Time's Up/Advertising convened its first meeting in cities around North America Monday to talk about the group's goals for the future and what needs to be addressed in terms of sexual harassment and systemic inequality in the workplace.
But first, the group's leaders addressed some of the concerns industry women had about the group itself that boiled up over the weekend. Time's Up/Advertising announced it would open the 14-city event up to all industry women after originally saying it would only welcome "women who work in advertising agencies." The decision brought backlash from freelancers and others who are not currently employed in the industry. Time's Up/Advertising apologized in a Facebook post Sunday night and said freelancers and those between jobs were also welcome.
"Clearly, some mistakes have been made on our way to get to this room," Colleen DeCourcy, Wieden & Kennedy Global chief creative offier, said at the event. "It's been a tough weekend for everybody."
Women from Time's Up/Advertising's steering committee spoke in New York Monday afternoon, sharing the group's core values and work committees. The event included a Q&A discussion with Time's Up founding organizer Nina Shaw and a panel discussion. The event was streamed on Facebook Live. Organizers said they believed the New York event had nearly 700 attendees, with 400 in L.A. and "hundreds more" across other North America events. Each event tuned in to a stream of the New York event, then broke out for more private town hall conversations in each city

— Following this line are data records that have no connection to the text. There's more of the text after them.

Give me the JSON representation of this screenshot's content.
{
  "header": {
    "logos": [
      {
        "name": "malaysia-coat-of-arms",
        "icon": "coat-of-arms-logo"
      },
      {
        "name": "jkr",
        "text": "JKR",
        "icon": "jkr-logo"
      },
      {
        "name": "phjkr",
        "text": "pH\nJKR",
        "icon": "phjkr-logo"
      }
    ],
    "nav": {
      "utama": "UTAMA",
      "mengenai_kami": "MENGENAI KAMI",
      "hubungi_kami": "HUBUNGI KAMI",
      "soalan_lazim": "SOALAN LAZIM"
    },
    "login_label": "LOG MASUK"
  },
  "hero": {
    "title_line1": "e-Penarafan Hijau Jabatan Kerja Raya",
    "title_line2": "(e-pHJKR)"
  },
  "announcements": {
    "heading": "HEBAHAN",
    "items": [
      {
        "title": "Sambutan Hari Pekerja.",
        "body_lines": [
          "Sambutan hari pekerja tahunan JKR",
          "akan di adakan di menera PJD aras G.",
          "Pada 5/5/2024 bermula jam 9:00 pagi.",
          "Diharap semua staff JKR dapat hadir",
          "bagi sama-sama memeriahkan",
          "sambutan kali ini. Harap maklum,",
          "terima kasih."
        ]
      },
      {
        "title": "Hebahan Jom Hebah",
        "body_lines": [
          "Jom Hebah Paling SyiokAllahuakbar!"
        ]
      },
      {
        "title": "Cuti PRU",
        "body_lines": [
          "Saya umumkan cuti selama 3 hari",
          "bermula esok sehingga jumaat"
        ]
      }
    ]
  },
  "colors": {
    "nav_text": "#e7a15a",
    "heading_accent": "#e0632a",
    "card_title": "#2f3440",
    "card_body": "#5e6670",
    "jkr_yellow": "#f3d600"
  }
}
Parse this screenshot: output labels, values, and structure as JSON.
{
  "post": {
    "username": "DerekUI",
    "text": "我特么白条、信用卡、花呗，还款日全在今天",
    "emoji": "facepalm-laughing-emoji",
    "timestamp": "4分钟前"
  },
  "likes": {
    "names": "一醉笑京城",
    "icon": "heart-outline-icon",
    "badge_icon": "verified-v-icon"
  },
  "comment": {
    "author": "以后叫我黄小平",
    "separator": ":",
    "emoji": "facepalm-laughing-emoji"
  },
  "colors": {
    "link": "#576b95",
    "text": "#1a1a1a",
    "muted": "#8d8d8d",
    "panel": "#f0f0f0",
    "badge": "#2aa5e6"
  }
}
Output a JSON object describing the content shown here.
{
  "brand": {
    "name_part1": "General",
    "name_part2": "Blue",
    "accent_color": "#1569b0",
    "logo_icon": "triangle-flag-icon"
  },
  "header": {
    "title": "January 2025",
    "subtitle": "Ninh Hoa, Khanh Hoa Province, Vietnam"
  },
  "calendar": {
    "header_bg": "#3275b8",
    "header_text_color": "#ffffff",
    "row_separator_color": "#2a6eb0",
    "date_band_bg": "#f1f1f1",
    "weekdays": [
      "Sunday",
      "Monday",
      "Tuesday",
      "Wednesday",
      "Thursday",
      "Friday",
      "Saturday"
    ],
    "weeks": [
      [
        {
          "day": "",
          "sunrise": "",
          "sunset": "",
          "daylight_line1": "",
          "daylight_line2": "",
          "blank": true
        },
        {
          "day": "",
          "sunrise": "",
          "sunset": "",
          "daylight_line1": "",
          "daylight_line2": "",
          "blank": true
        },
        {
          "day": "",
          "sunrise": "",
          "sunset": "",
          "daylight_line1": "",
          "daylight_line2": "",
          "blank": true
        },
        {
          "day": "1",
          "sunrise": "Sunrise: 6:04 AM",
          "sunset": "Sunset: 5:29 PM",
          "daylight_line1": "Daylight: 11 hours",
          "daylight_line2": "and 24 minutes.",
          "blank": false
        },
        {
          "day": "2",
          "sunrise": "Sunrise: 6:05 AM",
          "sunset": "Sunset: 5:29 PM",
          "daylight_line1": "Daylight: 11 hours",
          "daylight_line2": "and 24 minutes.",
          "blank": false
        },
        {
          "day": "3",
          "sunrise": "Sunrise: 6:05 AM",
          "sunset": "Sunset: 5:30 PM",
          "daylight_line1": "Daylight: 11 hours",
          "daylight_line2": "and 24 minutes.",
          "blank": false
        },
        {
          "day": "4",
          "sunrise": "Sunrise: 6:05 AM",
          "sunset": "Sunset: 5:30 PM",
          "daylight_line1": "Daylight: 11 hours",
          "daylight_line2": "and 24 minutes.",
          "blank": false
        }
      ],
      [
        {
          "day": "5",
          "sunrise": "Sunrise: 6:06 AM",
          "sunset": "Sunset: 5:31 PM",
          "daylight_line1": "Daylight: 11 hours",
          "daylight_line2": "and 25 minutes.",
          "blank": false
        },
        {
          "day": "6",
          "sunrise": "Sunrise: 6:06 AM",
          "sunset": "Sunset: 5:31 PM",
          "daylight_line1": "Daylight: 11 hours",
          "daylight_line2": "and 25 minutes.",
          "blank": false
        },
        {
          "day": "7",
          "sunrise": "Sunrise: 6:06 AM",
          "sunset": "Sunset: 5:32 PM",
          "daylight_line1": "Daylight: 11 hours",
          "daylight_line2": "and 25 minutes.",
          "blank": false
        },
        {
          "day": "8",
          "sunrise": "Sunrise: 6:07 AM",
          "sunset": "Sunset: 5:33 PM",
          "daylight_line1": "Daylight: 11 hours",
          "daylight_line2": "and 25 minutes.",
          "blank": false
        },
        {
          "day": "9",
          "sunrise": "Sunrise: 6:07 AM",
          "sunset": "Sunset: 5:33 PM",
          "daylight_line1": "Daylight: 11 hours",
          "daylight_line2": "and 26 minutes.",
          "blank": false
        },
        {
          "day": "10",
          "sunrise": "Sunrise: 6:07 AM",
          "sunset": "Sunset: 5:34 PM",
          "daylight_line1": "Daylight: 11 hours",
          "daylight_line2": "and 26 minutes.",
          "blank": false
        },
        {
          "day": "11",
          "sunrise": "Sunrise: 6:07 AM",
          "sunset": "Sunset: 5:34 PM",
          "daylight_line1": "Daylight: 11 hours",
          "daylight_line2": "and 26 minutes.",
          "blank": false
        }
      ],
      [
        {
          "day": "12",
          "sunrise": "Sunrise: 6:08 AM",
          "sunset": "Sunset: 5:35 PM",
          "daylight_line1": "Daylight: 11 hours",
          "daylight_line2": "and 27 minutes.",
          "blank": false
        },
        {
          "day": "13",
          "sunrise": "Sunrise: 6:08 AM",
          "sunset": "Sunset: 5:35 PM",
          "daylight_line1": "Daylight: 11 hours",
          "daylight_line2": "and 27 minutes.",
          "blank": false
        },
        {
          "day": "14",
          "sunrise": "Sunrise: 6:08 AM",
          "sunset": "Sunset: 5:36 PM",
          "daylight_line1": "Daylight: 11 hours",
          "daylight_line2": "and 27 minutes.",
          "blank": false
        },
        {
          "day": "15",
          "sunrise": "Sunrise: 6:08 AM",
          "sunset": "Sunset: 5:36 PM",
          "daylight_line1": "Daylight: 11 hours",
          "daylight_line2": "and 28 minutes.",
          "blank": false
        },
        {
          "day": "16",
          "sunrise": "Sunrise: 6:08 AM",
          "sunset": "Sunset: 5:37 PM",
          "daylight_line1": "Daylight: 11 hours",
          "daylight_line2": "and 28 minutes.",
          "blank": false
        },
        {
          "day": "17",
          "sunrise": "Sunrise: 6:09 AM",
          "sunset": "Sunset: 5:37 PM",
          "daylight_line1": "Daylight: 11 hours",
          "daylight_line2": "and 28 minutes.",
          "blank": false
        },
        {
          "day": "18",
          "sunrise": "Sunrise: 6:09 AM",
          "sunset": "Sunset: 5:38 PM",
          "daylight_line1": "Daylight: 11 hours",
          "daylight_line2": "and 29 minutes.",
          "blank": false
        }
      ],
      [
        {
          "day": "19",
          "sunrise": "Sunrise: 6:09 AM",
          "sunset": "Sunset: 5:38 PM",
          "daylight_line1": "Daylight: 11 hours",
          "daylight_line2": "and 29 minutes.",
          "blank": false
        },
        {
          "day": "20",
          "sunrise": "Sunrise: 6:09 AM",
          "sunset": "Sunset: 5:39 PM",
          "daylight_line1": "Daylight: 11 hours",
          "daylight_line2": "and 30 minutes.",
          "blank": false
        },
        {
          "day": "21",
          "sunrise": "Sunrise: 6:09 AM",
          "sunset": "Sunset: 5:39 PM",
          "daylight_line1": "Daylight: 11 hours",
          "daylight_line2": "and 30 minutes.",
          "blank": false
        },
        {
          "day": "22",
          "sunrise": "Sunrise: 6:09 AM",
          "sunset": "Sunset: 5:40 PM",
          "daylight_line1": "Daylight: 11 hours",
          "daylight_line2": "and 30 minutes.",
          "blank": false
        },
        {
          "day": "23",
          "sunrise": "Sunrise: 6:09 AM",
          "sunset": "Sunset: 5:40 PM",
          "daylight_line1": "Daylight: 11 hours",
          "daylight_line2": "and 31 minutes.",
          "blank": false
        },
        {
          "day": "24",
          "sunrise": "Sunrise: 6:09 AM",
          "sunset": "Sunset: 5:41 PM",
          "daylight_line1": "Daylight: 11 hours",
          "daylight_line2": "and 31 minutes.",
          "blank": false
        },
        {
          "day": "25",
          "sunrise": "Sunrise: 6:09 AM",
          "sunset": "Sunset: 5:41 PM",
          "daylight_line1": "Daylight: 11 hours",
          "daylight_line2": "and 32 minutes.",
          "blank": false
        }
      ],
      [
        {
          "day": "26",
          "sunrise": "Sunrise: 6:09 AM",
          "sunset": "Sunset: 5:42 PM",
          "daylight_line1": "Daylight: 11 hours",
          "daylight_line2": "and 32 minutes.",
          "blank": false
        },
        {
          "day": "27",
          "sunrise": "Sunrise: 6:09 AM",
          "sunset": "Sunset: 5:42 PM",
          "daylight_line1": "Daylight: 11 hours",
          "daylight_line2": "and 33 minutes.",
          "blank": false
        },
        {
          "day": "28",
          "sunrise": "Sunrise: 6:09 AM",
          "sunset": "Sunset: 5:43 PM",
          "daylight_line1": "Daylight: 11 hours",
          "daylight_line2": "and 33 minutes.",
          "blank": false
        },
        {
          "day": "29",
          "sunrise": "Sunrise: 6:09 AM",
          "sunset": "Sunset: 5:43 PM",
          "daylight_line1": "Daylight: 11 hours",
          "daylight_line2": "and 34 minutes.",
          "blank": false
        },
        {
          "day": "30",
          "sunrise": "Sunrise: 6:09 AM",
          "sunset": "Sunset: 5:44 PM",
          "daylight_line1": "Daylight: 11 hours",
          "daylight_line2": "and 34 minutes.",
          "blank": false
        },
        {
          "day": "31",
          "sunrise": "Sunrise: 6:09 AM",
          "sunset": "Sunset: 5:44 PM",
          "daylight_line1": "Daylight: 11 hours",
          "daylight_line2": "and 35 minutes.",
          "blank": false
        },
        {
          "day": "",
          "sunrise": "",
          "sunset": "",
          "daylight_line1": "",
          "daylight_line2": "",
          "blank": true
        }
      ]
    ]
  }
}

"We don't have all the answers," said Wendy Clark, DDB Worldwide CEO. "It is up to all of us to create that knowledge and sharing."
Laura Maness, Havas New York CEO, added that this is the beginning of the group's efforts.
"I would ask for all of your graceful understanding," she said. "Has it been perfect? No. But it is absolutely our ambition and we want to move forward together as one community."
She said that though the small steering company had come together to start, "it was an attempt to put a face and bring some accountability to this group. But this group is all of us and together all of us are going to be far more effective at driving impact than any of us. The goal was never perfection. It's action. … we feel that imperfection and action is better than being perfect and having no action."
The group shared data from a survey it had conducted, which included nearly 850 responses. The survey found 80 percent of respondents believed the industry is becoming safer, more equal place to work. It also found that 60 percent of respondents believed their current workplace responds appropriately when "things aren't right."
McCann Worldgroup global chief strategy officer Suzanne Powers said the group will use those numbers to help measure progress.
"We're going to keep learning, we're going to keep pushing to understand and we're always to diagnose even if we have smaller numbers … that will keep us honest as we work toward the progress that we all want to achieve in this room," she said.
DeCourcy also shared a letter she said Gloria Steinem had sent with the subject line: "For you to read out loud only if there's time if you think it helps." The crowd laughed.
The note began: "I wish I could be with you today raising consciousness and standards in the ad world, the biggest influence on human behavior. Create ads with men raising children and millions know it's possible. Show girls playing sports and girls see that our bodies are instruments, not ornaments. Show diverse people together and diversity becomes community. That's why Time's Up in the ad world will create such a multiplier effect for us all."
Contributing: I-Hsien Sherwood